Your answer should be a number only: the count of lines in the following entries that contain "headline".

DATA -
+--

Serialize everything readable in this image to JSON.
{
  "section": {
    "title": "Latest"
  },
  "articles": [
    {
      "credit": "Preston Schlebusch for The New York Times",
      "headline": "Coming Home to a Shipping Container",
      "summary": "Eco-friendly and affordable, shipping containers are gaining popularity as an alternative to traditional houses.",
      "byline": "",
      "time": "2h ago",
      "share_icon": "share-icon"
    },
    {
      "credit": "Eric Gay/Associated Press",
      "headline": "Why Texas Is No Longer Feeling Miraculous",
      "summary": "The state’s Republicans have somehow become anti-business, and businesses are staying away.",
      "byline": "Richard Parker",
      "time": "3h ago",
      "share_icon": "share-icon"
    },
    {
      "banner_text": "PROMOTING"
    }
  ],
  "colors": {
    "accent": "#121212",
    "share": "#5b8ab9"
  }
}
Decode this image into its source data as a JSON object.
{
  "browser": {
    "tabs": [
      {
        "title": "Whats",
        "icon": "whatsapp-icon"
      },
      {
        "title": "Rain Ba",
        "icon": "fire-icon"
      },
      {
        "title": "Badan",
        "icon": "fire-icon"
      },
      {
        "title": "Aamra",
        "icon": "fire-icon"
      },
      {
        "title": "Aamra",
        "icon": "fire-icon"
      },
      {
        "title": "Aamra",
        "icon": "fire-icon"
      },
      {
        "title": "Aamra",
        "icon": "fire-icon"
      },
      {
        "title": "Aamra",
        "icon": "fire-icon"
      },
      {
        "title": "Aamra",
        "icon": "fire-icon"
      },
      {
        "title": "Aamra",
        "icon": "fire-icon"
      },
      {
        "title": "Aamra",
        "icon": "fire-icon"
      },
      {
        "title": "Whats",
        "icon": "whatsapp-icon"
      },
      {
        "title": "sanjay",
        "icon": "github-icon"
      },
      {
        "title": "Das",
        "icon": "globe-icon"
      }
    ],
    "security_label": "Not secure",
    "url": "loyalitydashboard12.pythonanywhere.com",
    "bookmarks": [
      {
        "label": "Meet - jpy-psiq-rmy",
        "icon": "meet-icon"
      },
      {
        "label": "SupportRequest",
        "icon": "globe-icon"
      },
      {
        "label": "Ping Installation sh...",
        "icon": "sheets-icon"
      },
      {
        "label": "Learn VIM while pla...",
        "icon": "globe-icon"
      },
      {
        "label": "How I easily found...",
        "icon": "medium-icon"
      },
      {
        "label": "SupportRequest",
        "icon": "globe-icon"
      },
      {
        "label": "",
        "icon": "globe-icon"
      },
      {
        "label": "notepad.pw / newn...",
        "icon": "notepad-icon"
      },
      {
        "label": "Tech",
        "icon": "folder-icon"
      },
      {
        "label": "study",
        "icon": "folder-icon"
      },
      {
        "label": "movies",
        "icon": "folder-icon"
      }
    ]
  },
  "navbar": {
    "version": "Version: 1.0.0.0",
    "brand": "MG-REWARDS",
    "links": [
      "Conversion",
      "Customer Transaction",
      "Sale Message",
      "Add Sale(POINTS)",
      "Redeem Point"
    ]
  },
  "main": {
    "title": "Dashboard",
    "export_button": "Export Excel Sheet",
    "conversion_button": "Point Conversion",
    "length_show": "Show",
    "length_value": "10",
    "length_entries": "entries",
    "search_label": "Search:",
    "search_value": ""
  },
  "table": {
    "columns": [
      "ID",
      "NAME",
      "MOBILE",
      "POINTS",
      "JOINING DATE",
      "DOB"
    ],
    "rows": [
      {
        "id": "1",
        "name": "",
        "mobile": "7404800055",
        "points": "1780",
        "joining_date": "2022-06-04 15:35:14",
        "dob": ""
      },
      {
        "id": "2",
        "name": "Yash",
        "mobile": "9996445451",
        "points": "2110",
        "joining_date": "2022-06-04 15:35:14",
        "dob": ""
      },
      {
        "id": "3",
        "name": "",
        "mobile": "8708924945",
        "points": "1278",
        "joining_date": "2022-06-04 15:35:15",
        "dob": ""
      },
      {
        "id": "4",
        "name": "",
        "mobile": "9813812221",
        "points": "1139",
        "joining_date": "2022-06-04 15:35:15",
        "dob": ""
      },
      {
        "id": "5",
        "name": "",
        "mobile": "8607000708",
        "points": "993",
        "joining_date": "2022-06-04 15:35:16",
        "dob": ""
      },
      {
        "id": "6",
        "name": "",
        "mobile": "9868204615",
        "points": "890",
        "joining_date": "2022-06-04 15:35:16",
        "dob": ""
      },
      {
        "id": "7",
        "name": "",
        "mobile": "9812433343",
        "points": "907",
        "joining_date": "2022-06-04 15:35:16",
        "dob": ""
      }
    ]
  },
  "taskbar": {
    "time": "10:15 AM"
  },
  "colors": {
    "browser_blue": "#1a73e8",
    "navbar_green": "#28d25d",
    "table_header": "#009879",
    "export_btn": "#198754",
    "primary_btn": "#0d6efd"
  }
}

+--

ANSWER BOX - 2